A. This media should be a good buy and serve you well. Good used media has the same performance potential, per pound, as new media of the same size, shape and composition. The shape you are describing goes by various names including: Tri Cyl, V-cut cylinder and WEB™ (a trademark for Markee).

As to your specific question, given exactly the same compound and machine-with identical settings, deburring is a function of media size, composition and shape. The two shapes involved here are both quite effective for the cut-off burr you are removing. Assuming that the compositions are similar and that the bulk densities of the media are the same, it then boils down to the size of the media being the main factor. You have a full range of sizes, from 7/8 inch down to what goes out the drain. This gives you a good finish but the speed of deburring is accelerated by the large sizes in the mix. When you start with a smaller size you will lose some deburring speed. My suggestion is to make media additions with equal quantities of the new triangles and the used media.

Does smaller last as long as larger media? In the case of using media down to drain size, the rate of use is determined by what is going out the drain and it won’t be noticeably different. If you were removing undersized media at say 3/8-inch size, then the smaller media would not last as long. There are some differences that can be argued but you should not experience a measurable difference in the quantity you will use over time.
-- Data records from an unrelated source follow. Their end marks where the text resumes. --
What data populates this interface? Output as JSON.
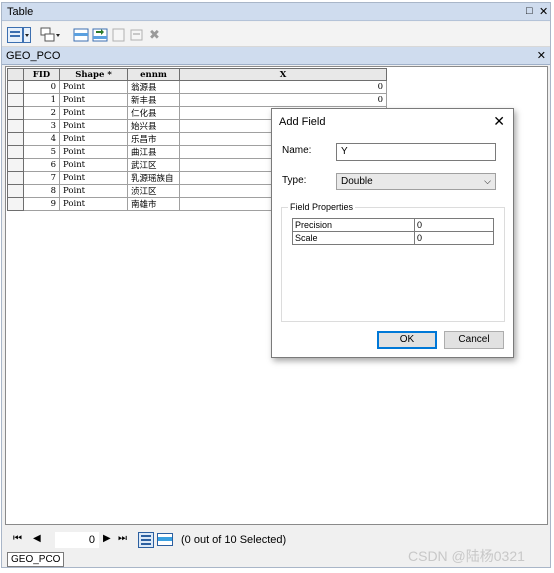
{
  "window": {
    "title": "Table",
    "restore_glyph": "□",
    "close_glyph": "✕"
  },
  "toolbar": {
    "icons": [
      "table-options-icon",
      "related-tables-icon",
      "select-by-attributes-icon",
      "switch-selection-icon",
      "clear-selection-icon",
      "delete-selected-icon"
    ],
    "delete_glyph": "✖"
  },
  "tab": {
    "label": "GEO_PCO",
    "close_glyph": "✕"
  },
  "grid": {
    "headers": [
      "FID",
      "Shape *",
      "ennm",
      "X"
    ],
    "rows": [
      {
        "fid": "0",
        "shape": "Point",
        "ennm": "翁源县",
        "x": "0"
      },
      {
        "fid": "1",
        "shape": "Point",
        "ennm": "新丰县",
        "x": "0"
      },
      {
        "fid": "2",
        "shape": "Point",
        "ennm": "仁化县",
        "x": ""
      },
      {
        "fid": "3",
        "shape": "Point",
        "ennm": "始兴县",
        "x": ""
      },
      {
        "fid": "4",
        "shape": "Point",
        "ennm": "乐昌市",
        "x": ""
      },
      {
        "fid": "5",
        "shape": "Point",
        "ennm": "曲江县",
        "x": ""
      },
      {
        "fid": "6",
        "shape": "Point",
        "ennm": "武江区",
        "x": ""
      },
      {
        "fid": "7",
        "shape": "Point",
        "ennm": "乳源瑶族自",
        "x": ""
      },
      {
        "fid": "8",
        "shape": "Point",
        "ennm": "浈江区",
        "x": ""
      },
      {
        "fid": "9",
        "shape": "Point",
        "ennm": "南雄市",
        "x": ""
      }
    ]
  },
  "dialog": {
    "title": "Add Field",
    "close_glyph": "✕",
    "name_label": "Name:",
    "name_value": "Y",
    "type_label": "Type:",
    "type_value": "Double",
    "type_arrow": "⌵",
    "properties_label": "Field Properties",
    "properties": [
      {
        "name": "Precision",
        "value": "0"
      },
      {
        "name": "Scale",
        "value": "0"
      }
    ],
    "ok_label": "OK",
    "cancel_label": "Cancel"
  },
  "status": {
    "first_glyph": "⏮",
    "prev_glyph": "◀",
    "next_glyph": "▶",
    "last_glyph": "⏭",
    "record": "0",
    "selection_text": "(0 out of 10 Selected)",
    "view_icons": [
      "show-all-records-icon",
      "show-selected-records-icon"
    ]
  },
  "bottom_tab": {
    "label": "GEO_PCO"
  },
  "watermark": {
    "text": "CSDN @陆杨0321"
  },
  "colors": {
    "titlebar": "#cfdcee",
    "accent": "#0078d7",
    "window_bg": "#f0f0f0"
  }
}
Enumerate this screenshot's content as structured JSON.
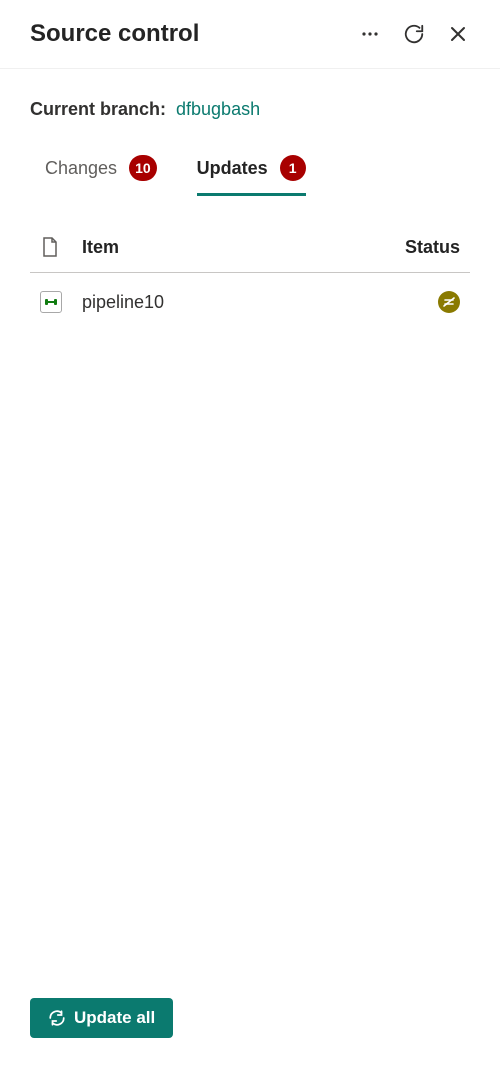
{
  "header": {
    "title": "Source control"
  },
  "branch": {
    "label": "Current branch:",
    "name": "dfbugbash"
  },
  "tabs": {
    "changes": {
      "label": "Changes",
      "count": "10"
    },
    "updates": {
      "label": "Updates",
      "count": "1"
    }
  },
  "table": {
    "headers": {
      "item": "Item",
      "status": "Status"
    },
    "rows": [
      {
        "name": "pipeline10",
        "type": "pipeline",
        "status": "incoming"
      }
    ]
  },
  "footer": {
    "update_all": "Update all"
  }
}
Some other concerns need to be addressed. Some used media can be very dirty on the surface. It may have oils, heavy metals and other considered hazardous waste products that will get into your system and perhaps down your sanitary drains. Check this out and know what you maybe faced with in advance. Another concern is media dust. Some brands of media seem prone to leaving a chalky residue on parts. Those media require more rinsing of the parts.